TASK INSTRUCTIONS -> Leave the pictures out, and repeat exactly every line from the one with "What data populates" through the end of the data below.

INFORMATION PROVIDED Start Marker

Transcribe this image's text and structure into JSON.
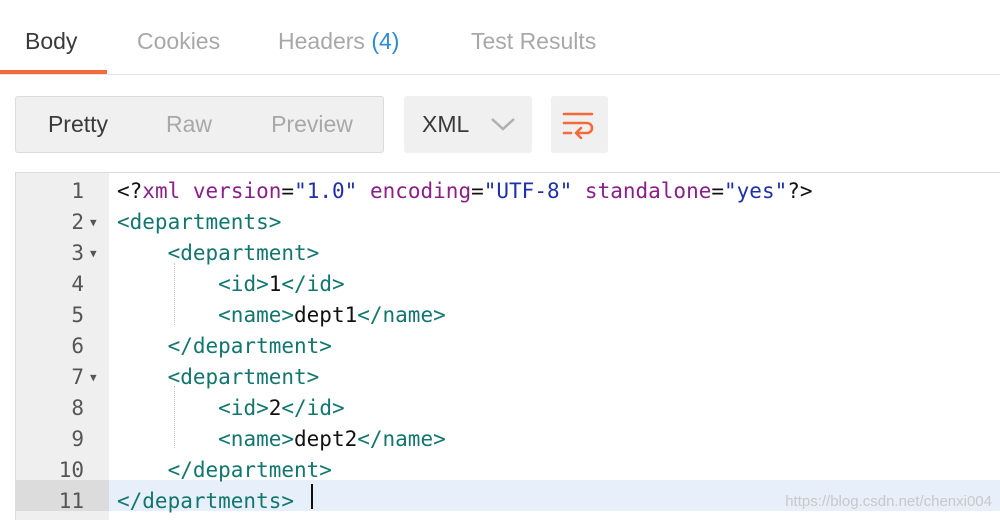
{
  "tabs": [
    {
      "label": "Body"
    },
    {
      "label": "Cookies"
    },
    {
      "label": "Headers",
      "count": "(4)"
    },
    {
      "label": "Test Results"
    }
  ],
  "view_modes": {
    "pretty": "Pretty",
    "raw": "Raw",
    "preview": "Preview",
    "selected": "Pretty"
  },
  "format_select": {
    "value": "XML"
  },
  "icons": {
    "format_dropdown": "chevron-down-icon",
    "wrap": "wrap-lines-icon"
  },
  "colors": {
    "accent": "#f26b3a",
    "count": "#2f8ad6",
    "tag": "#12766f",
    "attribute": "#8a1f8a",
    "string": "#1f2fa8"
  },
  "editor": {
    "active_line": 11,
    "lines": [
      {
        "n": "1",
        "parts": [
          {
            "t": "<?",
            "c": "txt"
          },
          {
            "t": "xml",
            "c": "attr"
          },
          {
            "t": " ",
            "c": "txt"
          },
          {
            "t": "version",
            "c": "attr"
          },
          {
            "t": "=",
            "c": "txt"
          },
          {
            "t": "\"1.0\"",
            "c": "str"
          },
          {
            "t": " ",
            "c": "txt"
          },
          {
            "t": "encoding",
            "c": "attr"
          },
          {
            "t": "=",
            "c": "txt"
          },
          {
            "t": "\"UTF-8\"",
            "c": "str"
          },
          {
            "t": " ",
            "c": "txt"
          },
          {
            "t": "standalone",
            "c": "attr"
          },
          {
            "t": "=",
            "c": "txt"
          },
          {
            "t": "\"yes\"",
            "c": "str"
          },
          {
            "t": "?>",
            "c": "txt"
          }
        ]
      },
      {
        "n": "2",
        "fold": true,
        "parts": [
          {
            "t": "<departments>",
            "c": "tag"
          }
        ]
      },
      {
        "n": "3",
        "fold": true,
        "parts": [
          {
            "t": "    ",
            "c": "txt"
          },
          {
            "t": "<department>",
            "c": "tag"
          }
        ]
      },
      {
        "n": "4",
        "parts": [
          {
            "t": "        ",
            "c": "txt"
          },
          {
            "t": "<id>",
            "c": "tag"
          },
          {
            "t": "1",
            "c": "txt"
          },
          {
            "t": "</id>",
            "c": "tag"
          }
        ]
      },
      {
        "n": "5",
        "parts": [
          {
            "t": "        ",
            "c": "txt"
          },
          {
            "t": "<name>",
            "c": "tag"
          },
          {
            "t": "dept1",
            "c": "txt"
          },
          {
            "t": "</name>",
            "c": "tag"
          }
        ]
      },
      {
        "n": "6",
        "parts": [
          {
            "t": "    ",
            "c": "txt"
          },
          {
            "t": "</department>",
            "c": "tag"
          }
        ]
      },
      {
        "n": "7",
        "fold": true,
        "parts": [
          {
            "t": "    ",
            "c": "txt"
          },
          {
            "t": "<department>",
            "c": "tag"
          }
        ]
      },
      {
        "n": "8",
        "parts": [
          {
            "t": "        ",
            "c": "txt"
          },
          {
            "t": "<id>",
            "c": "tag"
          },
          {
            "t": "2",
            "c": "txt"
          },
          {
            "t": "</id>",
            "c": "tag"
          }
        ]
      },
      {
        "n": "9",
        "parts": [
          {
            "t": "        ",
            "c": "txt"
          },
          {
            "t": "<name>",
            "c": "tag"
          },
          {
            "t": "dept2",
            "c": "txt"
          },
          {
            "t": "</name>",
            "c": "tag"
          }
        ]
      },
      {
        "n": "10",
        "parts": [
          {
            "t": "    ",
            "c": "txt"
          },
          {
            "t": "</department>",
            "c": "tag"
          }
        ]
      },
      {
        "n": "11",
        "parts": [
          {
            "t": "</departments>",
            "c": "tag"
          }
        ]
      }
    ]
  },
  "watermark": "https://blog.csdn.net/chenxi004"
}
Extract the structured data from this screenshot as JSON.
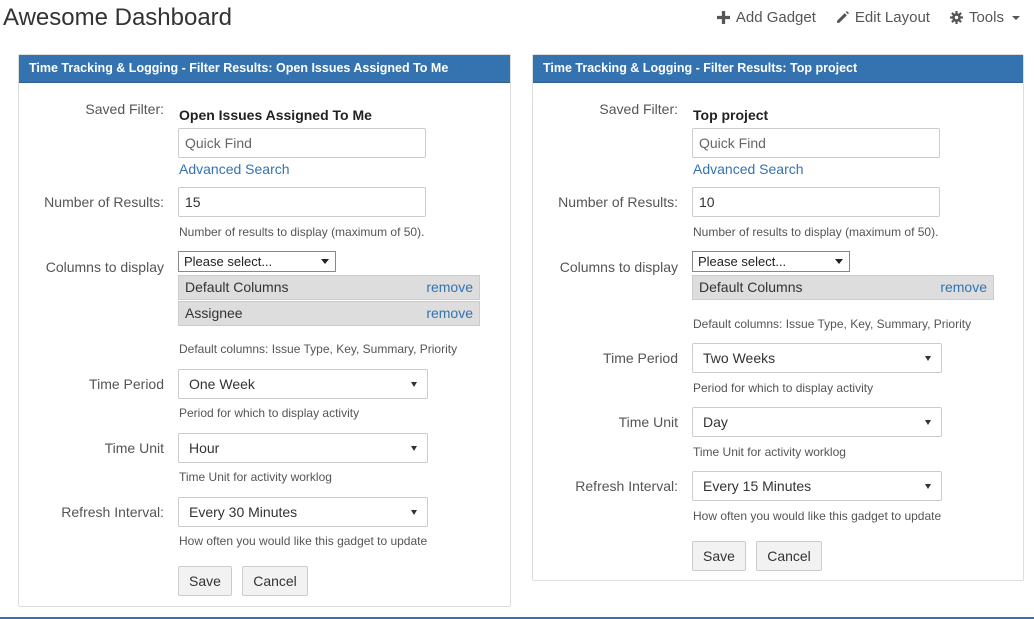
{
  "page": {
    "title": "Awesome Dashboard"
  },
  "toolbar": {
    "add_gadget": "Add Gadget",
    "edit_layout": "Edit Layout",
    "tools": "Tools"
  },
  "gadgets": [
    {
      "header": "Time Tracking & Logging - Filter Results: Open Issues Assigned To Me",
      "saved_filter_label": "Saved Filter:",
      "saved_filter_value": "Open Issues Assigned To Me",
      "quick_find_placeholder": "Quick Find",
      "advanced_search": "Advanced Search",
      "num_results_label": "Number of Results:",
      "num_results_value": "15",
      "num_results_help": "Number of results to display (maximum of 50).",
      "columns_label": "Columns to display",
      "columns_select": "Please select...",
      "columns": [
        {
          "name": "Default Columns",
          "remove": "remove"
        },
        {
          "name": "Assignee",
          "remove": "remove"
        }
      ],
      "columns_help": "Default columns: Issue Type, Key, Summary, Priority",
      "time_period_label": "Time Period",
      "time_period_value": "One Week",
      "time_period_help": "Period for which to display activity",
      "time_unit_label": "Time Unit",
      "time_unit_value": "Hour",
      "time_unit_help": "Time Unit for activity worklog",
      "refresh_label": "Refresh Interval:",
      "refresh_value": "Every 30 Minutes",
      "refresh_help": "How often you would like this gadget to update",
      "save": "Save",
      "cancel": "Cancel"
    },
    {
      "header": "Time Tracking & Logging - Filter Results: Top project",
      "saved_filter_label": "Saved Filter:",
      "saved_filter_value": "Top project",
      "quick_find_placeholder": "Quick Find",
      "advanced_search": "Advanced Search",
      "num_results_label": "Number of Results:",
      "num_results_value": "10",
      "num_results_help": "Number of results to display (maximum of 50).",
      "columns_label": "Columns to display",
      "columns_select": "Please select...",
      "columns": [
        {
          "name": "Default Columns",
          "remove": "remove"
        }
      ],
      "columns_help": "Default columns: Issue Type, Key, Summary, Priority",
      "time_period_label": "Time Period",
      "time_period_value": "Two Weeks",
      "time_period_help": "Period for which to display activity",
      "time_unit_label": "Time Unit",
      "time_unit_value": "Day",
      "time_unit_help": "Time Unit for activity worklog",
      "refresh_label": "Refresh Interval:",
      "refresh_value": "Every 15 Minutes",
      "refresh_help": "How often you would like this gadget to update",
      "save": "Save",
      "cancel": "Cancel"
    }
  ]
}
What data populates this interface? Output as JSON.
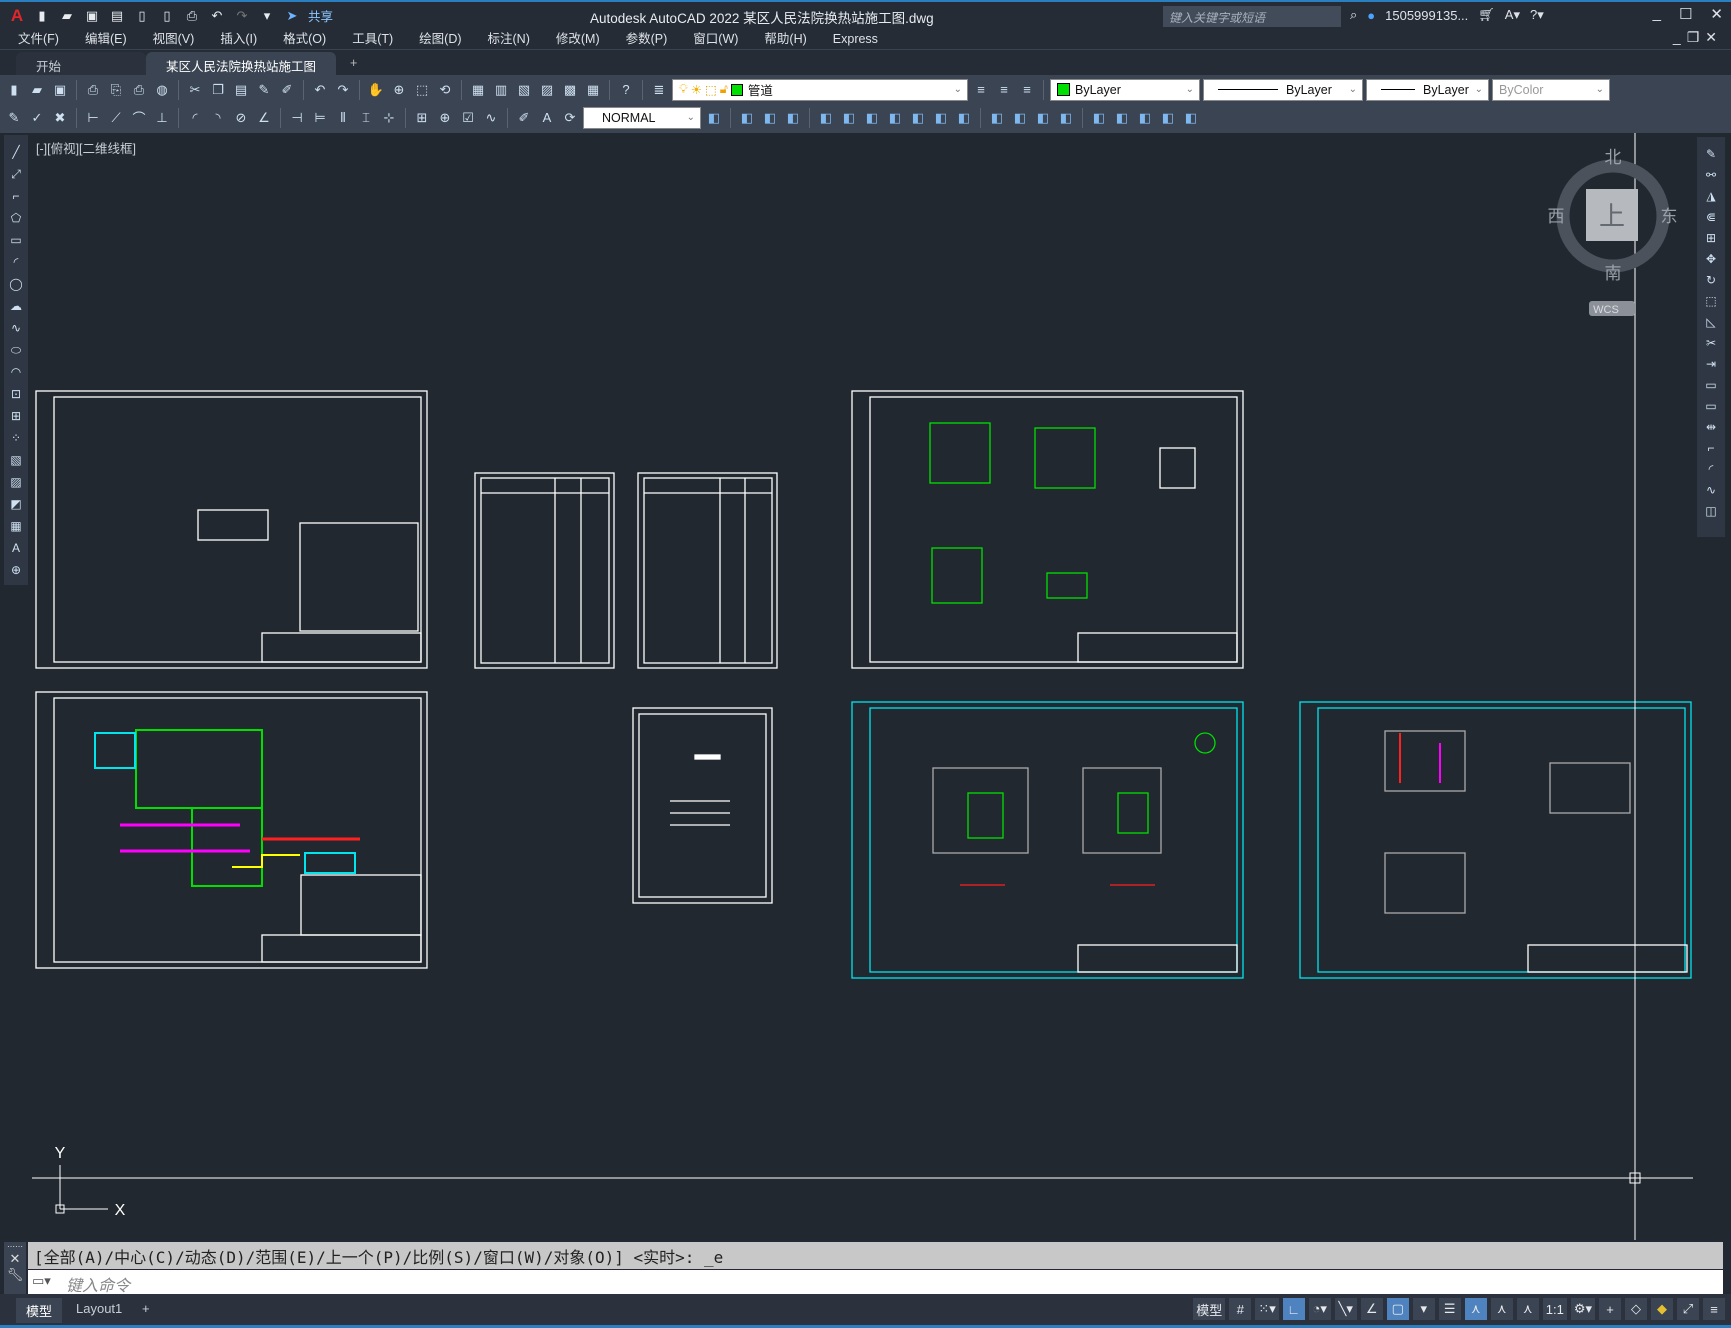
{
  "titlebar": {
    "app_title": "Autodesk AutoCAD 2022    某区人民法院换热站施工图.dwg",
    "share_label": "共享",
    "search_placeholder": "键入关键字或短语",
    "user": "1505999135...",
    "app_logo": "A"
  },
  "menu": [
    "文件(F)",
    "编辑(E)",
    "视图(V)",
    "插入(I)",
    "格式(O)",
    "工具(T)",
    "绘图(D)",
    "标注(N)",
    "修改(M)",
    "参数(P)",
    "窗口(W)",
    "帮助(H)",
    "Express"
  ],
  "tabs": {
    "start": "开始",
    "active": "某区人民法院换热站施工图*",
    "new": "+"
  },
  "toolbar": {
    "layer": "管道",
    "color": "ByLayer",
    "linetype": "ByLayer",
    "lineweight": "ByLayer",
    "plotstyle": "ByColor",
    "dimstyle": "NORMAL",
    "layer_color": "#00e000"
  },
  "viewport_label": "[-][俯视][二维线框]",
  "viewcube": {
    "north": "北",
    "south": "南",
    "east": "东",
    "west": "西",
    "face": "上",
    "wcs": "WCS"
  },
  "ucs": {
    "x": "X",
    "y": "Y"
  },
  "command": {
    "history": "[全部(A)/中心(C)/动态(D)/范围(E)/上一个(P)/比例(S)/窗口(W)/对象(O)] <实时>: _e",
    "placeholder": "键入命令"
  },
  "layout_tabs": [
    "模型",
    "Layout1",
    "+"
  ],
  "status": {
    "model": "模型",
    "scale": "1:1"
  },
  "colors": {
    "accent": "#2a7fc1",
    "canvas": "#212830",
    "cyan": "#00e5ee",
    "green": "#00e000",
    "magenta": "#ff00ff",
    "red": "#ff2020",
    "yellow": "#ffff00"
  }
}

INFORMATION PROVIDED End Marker

FINAL ANSWER ->
What data populates this interface? Output as JSON.
{
  "titlebar": {
    "app_title": "Autodesk AutoCAD 2022    某区人民法院换热站施工图.dwg",
    "share_label": "共享",
    "search_placeholder": "键入关键字或短语",
    "user": "1505999135...",
    "app_logo": "A"
  },
  "menu": [
    "文件(F)",
    "编辑(E)",
    "视图(V)",
    "插入(I)",
    "格式(O)",
    "工具(T)",
    "绘图(D)",
    "标注(N)",
    "修改(M)",
    "参数(P)",
    "窗口(W)",
    "帮助(H)",
    "Express"
  ],
  "tabs": {
    "start": "开始",
    "active": "某区人民法院换热站施工图*",
    "new": "+"
  },
  "toolbar": {
    "layer": "管道",
    "color": "ByLayer",
    "linetype": "ByLayer",
    "lineweight": "ByLayer",
    "plotstyle": "ByColor",
    "dimstyle": "NORMAL",
    "layer_color": "#00e000"
  },
  "viewport_label": "[-][俯视][二维线框]",
  "viewcube": {
    "north": "北",
    "south": "南",
    "east": "东",
    "west": "西",
    "face": "上",
    "wcs": "WCS"
  },
  "ucs": {
    "x": "X",
    "y": "Y"
  },
  "command": {
    "history": "[全部(A)/中心(C)/动态(D)/范围(E)/上一个(P)/比例(S)/窗口(W)/对象(O)] <实时>: _e",
    "placeholder": "键入命令"
  },
  "layout_tabs": [
    "模型",
    "Layout1",
    "+"
  ],
  "status": {
    "model": "模型",
    "scale": "1:1"
  },
  "colors": {
    "accent": "#2a7fc1",
    "canvas": "#212830",
    "cyan": "#00e5ee",
    "green": "#00e000",
    "magenta": "#ff00ff",
    "red": "#ff2020",
    "yellow": "#ffff00"
  }
}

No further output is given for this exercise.